▶ [PROVIDED DATA]:

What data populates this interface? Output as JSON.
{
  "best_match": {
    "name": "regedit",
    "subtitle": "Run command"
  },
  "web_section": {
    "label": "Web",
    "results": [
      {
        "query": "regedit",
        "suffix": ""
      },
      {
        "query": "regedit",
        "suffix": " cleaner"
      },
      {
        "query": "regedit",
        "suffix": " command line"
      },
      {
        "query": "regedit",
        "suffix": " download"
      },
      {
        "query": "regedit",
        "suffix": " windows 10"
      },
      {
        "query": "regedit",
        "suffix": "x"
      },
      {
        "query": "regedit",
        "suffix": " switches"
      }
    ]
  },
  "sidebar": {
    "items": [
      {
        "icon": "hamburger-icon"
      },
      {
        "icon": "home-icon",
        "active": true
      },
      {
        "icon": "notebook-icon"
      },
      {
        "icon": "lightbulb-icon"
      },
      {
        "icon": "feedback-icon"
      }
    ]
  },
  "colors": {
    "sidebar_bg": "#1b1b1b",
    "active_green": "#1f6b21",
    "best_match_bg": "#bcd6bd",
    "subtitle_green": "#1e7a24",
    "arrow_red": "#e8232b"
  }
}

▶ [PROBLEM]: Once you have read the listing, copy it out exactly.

▶ [EXERCISE ANSWER]:
What data populates this interface? Output as JSON.
{
  "best_match": {
    "name": "regedit",
    "subtitle": "Run command"
  },
  "web_section": {
    "label": "Web",
    "results": [
      {
        "query": "regedit",
        "suffix": ""
      },
      {
        "query": "regedit",
        "suffix": " cleaner"
      },
      {
        "query": "regedit",
        "suffix": " command line"
      },
      {
        "query": "regedit",
        "suffix": " download"
      },
      {
        "query": "regedit",
        "suffix": " windows 10"
      },
      {
        "query": "regedit",
        "suffix": "x"
      },
      {
        "query": "regedit",
        "suffix": " switches"
      }
    ]
  },
  "sidebar": {
    "items": [
      {
        "icon": "hamburger-icon"
      },
      {
        "icon": "home-icon",
        "active": true
      },
      {
        "icon": "notebook-icon"
      },
      {
        "icon": "lightbulb-icon"
      },
      {
        "icon": "feedback-icon"
      }
    ]
  },
  "colors": {
    "sidebar_bg": "#1b1b1b",
    "active_green": "#1f6b21",
    "best_match_bg": "#bcd6bd",
    "subtitle_green": "#1e7a24",
    "arrow_red": "#e8232b"
  }
}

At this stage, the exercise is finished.